_RECORD EXCERPTS_.
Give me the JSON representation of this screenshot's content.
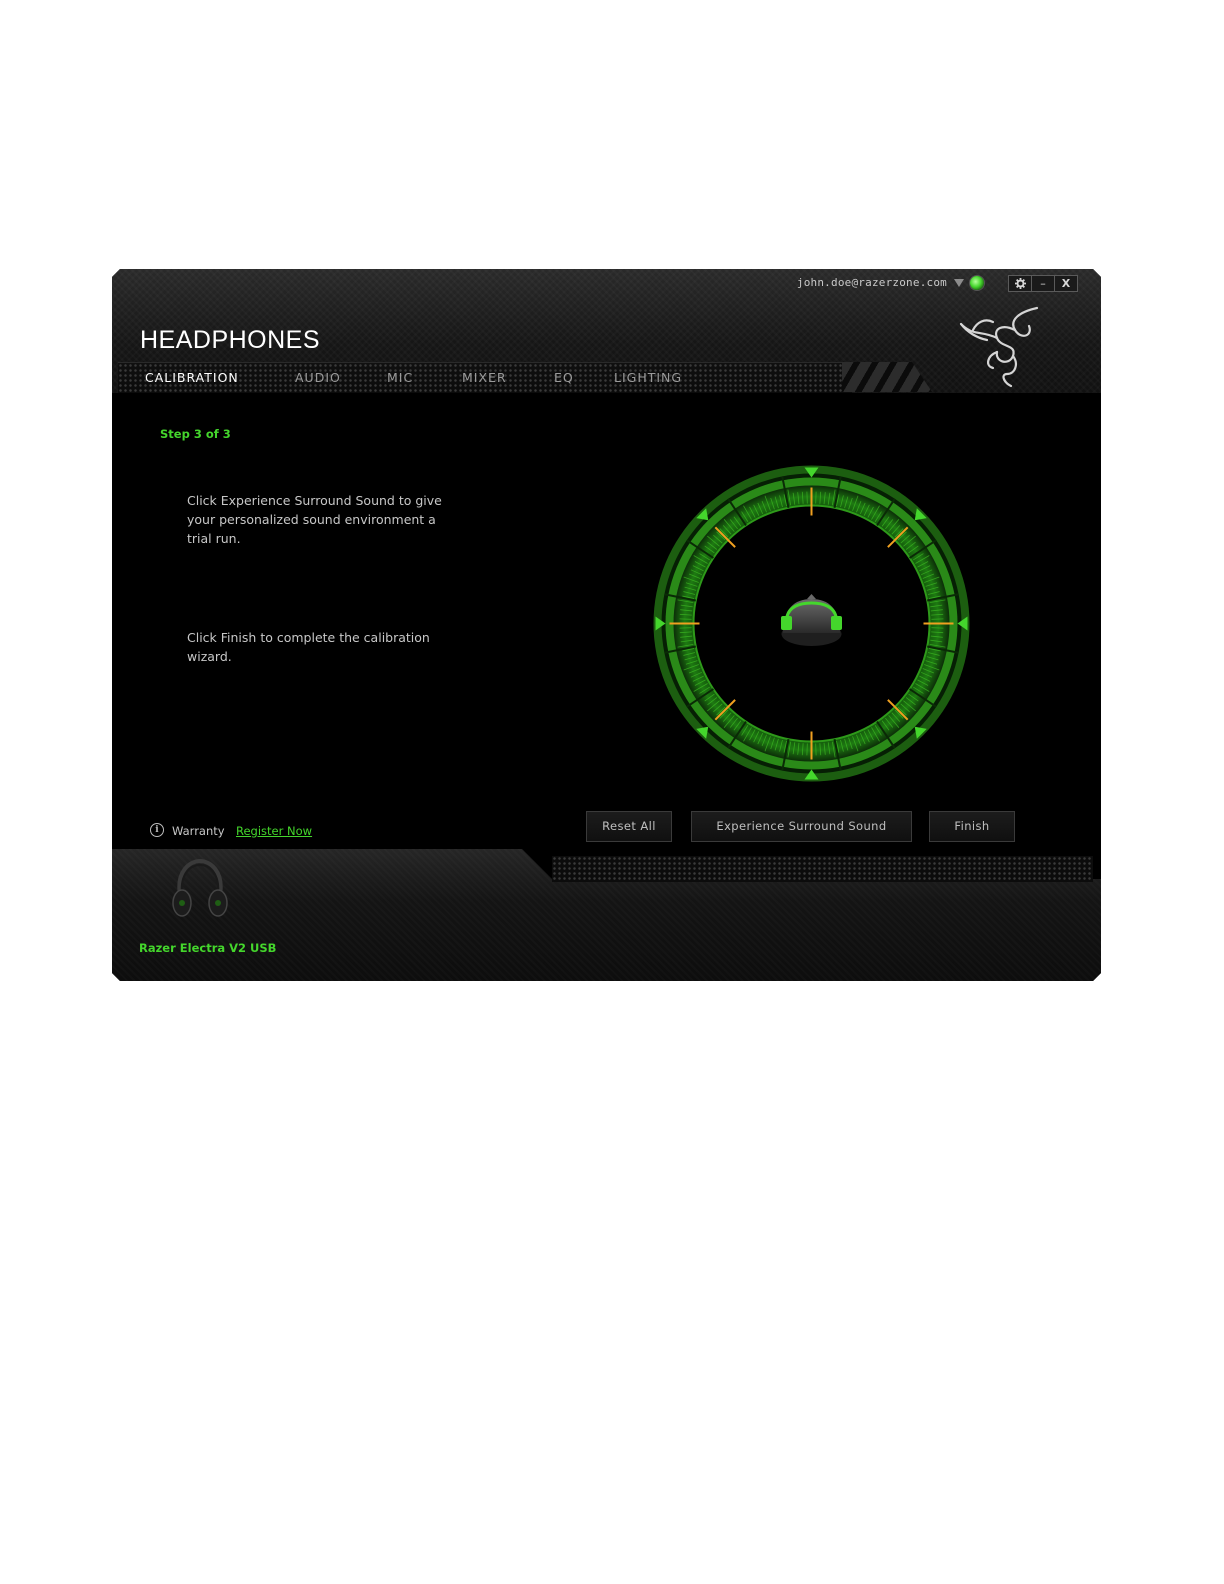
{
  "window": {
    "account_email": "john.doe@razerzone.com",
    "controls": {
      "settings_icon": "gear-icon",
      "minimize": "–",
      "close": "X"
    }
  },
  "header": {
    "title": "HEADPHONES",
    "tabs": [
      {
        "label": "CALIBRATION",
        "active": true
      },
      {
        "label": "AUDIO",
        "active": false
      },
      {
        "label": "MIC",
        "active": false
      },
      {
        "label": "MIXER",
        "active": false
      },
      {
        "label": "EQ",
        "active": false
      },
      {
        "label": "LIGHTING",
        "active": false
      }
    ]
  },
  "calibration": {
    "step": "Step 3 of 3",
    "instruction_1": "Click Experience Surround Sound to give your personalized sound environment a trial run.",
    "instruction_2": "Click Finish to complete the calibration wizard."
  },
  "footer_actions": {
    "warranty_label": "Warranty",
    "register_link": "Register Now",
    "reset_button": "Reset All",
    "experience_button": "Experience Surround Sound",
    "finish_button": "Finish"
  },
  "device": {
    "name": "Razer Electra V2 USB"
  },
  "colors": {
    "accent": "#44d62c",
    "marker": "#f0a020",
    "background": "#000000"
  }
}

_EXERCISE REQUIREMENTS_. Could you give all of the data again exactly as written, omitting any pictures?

_FINISHED TASK_.
Give me the JSON representation of this screenshot's content.
{
  "window": {
    "account_email": "john.doe@razerzone.com",
    "controls": {
      "settings_icon": "gear-icon",
      "minimize": "–",
      "close": "X"
    }
  },
  "header": {
    "title": "HEADPHONES",
    "tabs": [
      {
        "label": "CALIBRATION",
        "active": true
      },
      {
        "label": "AUDIO",
        "active": false
      },
      {
        "label": "MIC",
        "active": false
      },
      {
        "label": "MIXER",
        "active": false
      },
      {
        "label": "EQ",
        "active": false
      },
      {
        "label": "LIGHTING",
        "active": false
      }
    ]
  },
  "calibration": {
    "step": "Step 3 of 3",
    "instruction_1": "Click Experience Surround Sound to give your personalized sound environment a trial run.",
    "instruction_2": "Click Finish to complete the calibration wizard."
  },
  "footer_actions": {
    "warranty_label": "Warranty",
    "register_link": "Register Now",
    "reset_button": "Reset All",
    "experience_button": "Experience Surround Sound",
    "finish_button": "Finish"
  },
  "device": {
    "name": "Razer Electra V2 USB"
  },
  "colors": {
    "accent": "#44d62c",
    "marker": "#f0a020",
    "background": "#000000"
  }
}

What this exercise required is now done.